My own schooling was much of the first. Teachers who told me what and how to think. Schools where I was either ahead or behind because of yearly moves with my family (I attended 13 schools in 12 years!) Few opportunities to think on my own or, worse, fail and recover.
Years later, I remember the first time I really had to figure something out, and I almost didn’t make it. After staying home with my children for a few years, I decided to go back to the classroom. But first I had to renew my teaching certificate, which had expired. I signed up at our local college for two courses, one of which was BASIC programming.This was 1986, and I had never seen a computer. An English major who preferred humanities to math and science, I was taking these courses while I was teaching full time again with two small children at home. Not a pretty picture.
After three weeks of working in the college computer lab, I came home one day and said, “I quit. I don’t get it. It’s too hard.”
But something in my head said, no. Don’t.
So, I tried again, making my brain understand the code, the symbols, that needed to speak to that darn machine. And soon, I had created a short program that worked.
Yes! Such satisfaction.
The next week, I bought my first computer. I then taught myself DOS, and learned how to add hardware and software (do you remember installing the first Windows program that took about five hours and tons of disks?)
Most of my exploring happened as I said, “I wonder what will happen if I….” Sometimes in my playing around, I had to reformat the machine because I got myself in so much trouble. I figured out how to use Pagemaker and was the first teacher in my district to self-publish our school’s newspaper, and I moved online when the web was only text based, opening myself up to a world of research and global awareness. More often than not, I had no one to tell me what to do as I explored this new world. Technology became my window to becoming a self-confident, self-directed learner.
As Kuszewski said, “students that are more actively engaged are more intrinsically motivated to learn—no bribes or artificial rewards needed, just pure enjoyment of learning.” I was “in the flow.”
Over the years, I’ve continued to find ways to break rules and take risks. I don’t find it easy, and often retreat to safer places. But I know my journey from passive to active learner has resulted in greater work and life opportunities and general all around feelings of accomplishment.
I agree with Kuszewski who wonders why, with so much evidence, we continue to subject children to the kind of schooling I had. I love how she closes:
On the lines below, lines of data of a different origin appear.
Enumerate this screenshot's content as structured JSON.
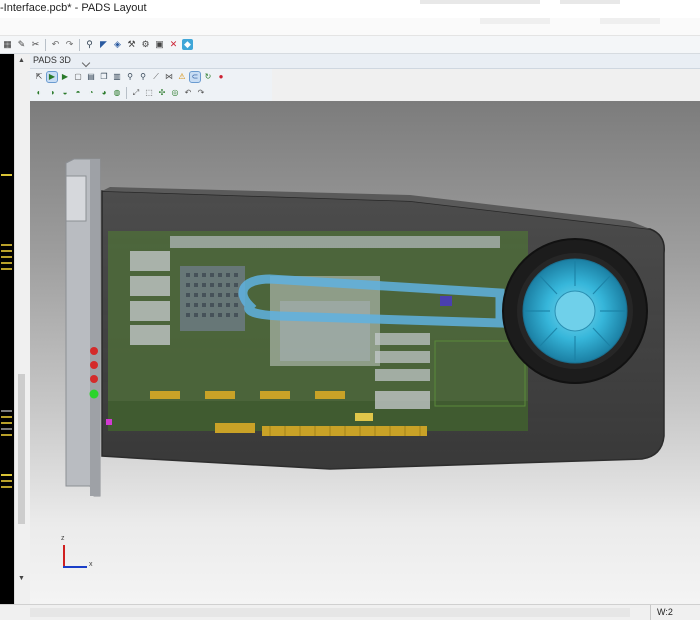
{
  "window": {
    "title": "-Interface.pcb* - PADS Layout"
  },
  "main_toolbar": {
    "icons": [
      "grid-icon",
      "pencil-icon",
      "cut-icon",
      "undo-icon",
      "redo-icon",
      "zoom-icon",
      "route-icon",
      "layer-icon",
      "tool-icon",
      "settings-icon",
      "view-icon",
      "close-icon",
      "board-3d-icon"
    ]
  },
  "pads3d": {
    "panel_title": "PADS 3D",
    "toolbar_row1_icons": [
      "select-icon",
      "play-icon",
      "play-next-icon",
      "box-icon",
      "save-icon",
      "copy-icon",
      "print-icon",
      "zoom-fit-icon",
      "zoom-area-icon",
      "measure-icon",
      "split-icon",
      "warning-icon",
      "magnet-icon",
      "rotate-icon",
      "stop-icon"
    ],
    "toolbar_row2_icons": [
      "view-front-icon",
      "view-back-icon",
      "view-left-icon",
      "view-right-icon",
      "view-top-icon",
      "view-bottom-icon",
      "view-iso-icon",
      "fit-icon",
      "frame-icon",
      "snap-icon",
      "hide-icon",
      "undo-view-icon",
      "redo-view-icon"
    ]
  },
  "axis_triad": {
    "x_label": "x",
    "z_label": "z"
  },
  "status": {
    "cell": "W:2"
  },
  "colors": {
    "fan_accent": "#2fb3d6",
    "heatpipe": "#5fb2e0",
    "pcb_green": "#4d6b3a",
    "gold": "#c9a227",
    "shroud": "#3a3a3a"
  }
}
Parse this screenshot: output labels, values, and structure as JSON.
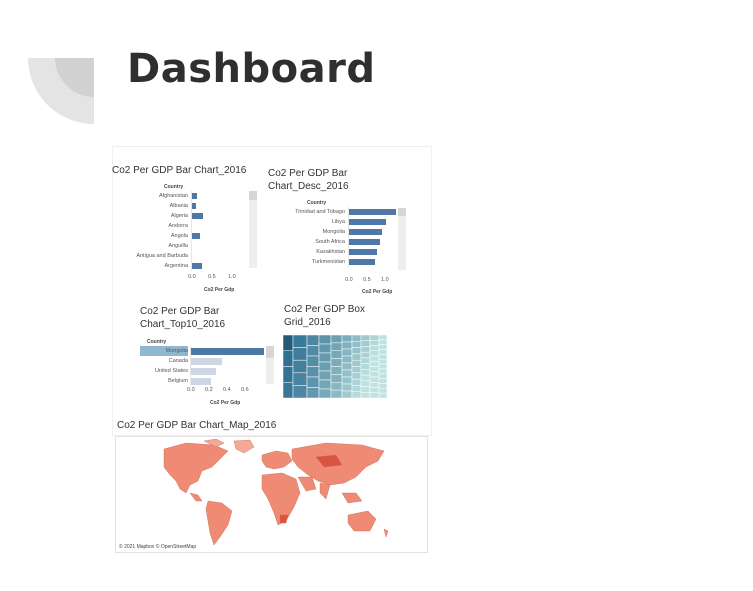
{
  "page": {
    "title": "Dashboard"
  },
  "sheets": {
    "bar_chart": {
      "title": "Co2 Per GDP Bar Chart_2016",
      "column_header": "Country",
      "axis_caption": "Co2 Per Gdp",
      "ticks": [
        "0.0",
        "0.5",
        "1.0"
      ],
      "rows": [
        {
          "label": "Afghanistan",
          "value": 0.15
        },
        {
          "label": "Albania",
          "value": 0.13
        },
        {
          "label": "Algeria",
          "value": 0.28
        },
        {
          "label": "Andorra",
          "value": 0.0
        },
        {
          "label": "Angola",
          "value": 0.22
        },
        {
          "label": "Anguilla",
          "value": 0.0
        },
        {
          "label": "Antigua and Barbuda",
          "value": 0.0
        },
        {
          "label": "Argentina",
          "value": 0.25
        }
      ]
    },
    "bar_chart_desc": {
      "title_line1": "Co2 Per GDP Bar",
      "title_line2": "Chart_Desc_2016",
      "column_header": "Country",
      "axis_caption": "Co2 Per Gdp",
      "ticks": [
        "0.0",
        "0.5",
        "1.0"
      ],
      "rows": [
        {
          "label": "Trinidad and Tobago",
          "value": 1.0
        },
        {
          "label": "Libya",
          "value": 0.8
        },
        {
          "label": "Mongolia",
          "value": 0.7
        },
        {
          "label": "South Africa",
          "value": 0.66
        },
        {
          "label": "Kazakhstan",
          "value": 0.6
        },
        {
          "label": "Turkmenistan",
          "value": 0.56
        }
      ]
    },
    "bar_chart_top10": {
      "title_line1": "Co2 Per GDP Bar",
      "title_line2": "Chart_Top10_2016",
      "column_header": "Country",
      "axis_caption": "Co2 Per Gdp",
      "ticks": [
        "0.0",
        "0.2",
        "0.4",
        "0.6"
      ],
      "rows": [
        {
          "label": "Mongolia",
          "value": 0.7,
          "highlight": true
        },
        {
          "label": "Canada",
          "value": 0.3
        },
        {
          "label": "United States",
          "value": 0.25
        },
        {
          "label": "Belgium",
          "value": 0.2
        }
      ]
    },
    "box_grid": {
      "title_line1": "Co2 Per GDP Box",
      "title_line2": "Grid_2016"
    },
    "map": {
      "title": "Co2 Per GDP Bar Chart_Map_2016",
      "credit": "© 2021 Mapbox © OpenStreetMap"
    }
  },
  "colors": {
    "bar": "#4e79a7",
    "bar_muted": "#cdd6e3",
    "highlight_row": "#8fb8d0",
    "treemap_dark": "#2b6c8f",
    "treemap_light": "#bfe3e1",
    "map_fill": "#ef8a74",
    "map_dark": "#d9553f"
  }
}
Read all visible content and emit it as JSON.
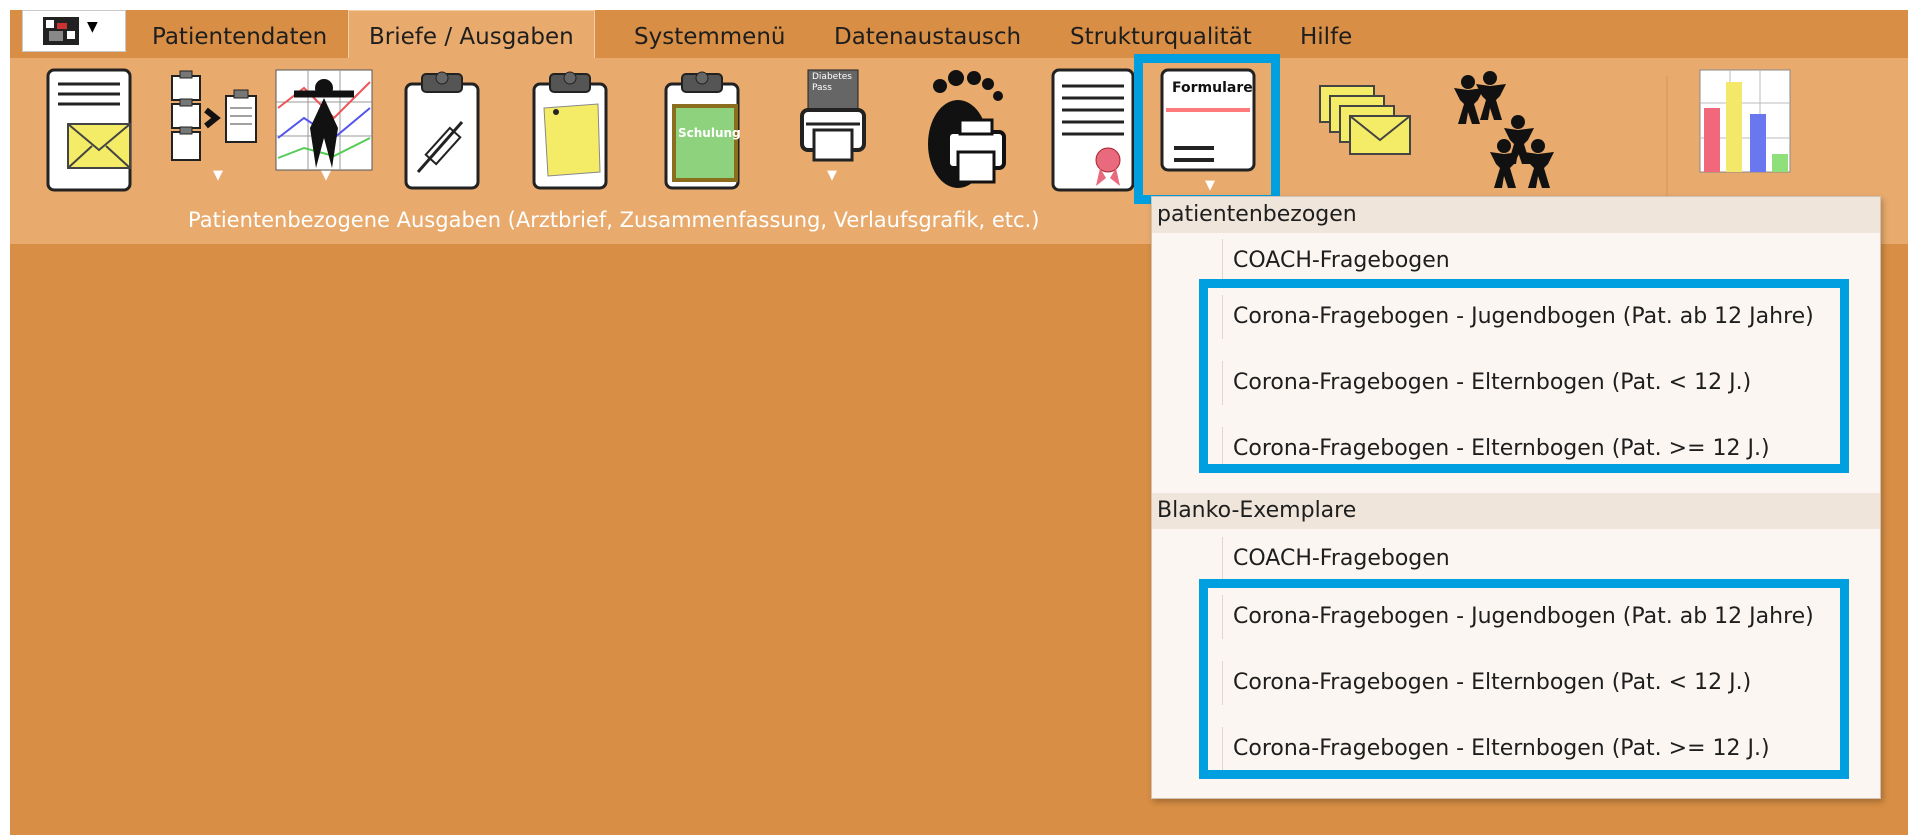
{
  "menubar": {
    "tabs": [
      {
        "label": "Patientendaten"
      },
      {
        "label": "Briefe / Ausgaben"
      },
      {
        "label": "Systemmenü"
      },
      {
        "label": "Datenaustausch"
      },
      {
        "label": "Strukturqualität"
      },
      {
        "label": "Hilfe"
      }
    ],
    "active_tab": "Briefe / Ausgaben"
  },
  "ribbon": {
    "group_label": "Patientenbezogene Ausgaben (Arztbrief, Zusammenfassung, Verlaufsgrafik, etc.)",
    "icons": {
      "diabetes_pass": "Diabetes Pass",
      "schulung": "Schulung",
      "formulare": "Formulare"
    }
  },
  "dropdown": {
    "sections": [
      {
        "header": "patientenbezogen",
        "items": [
          "COACH-Fragebogen",
          "Corona-Fragebogen - Jugendbogen (Pat. ab 12 Jahre)",
          "Corona-Fragebogen - Elternbogen (Pat. < 12 J.)",
          "Corona-Fragebogen - Elternbogen (Pat. >= 12 J.)"
        ]
      },
      {
        "header": "Blanko-Exemplare",
        "items": [
          "COACH-Fragebogen",
          "Corona-Fragebogen - Jugendbogen (Pat. ab 12 Jahre)",
          "Corona-Fragebogen - Elternbogen (Pat. < 12 J.)",
          "Corona-Fragebogen - Elternbogen (Pat. >= 12 J.)"
        ]
      }
    ]
  },
  "colors": {
    "background": "#d88e44",
    "ribbon": "#e9ab6d",
    "highlight": "#00a0e0"
  }
}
What is supposed to be the most critical learning period for shaping children into the leaders of tomorrow has evolved over the years into a stifling of the creative instinct—wasting the age of imagination—which we then spend the rest of our lives trying to reconnect with. The time has never been more ready for systemic change than right now, and we’ve never had better tools to achieve this level of creative disobedience, to successfully prepare our children for the big challenges that lie ahead. It might be uncomfortable and take a bit of work, but our future depends on this radical change in order to survive.
My life changed when I realized I could do whatever I wanted to do, and I didn’t have to wait for instructions. Don’t we want that for all our children?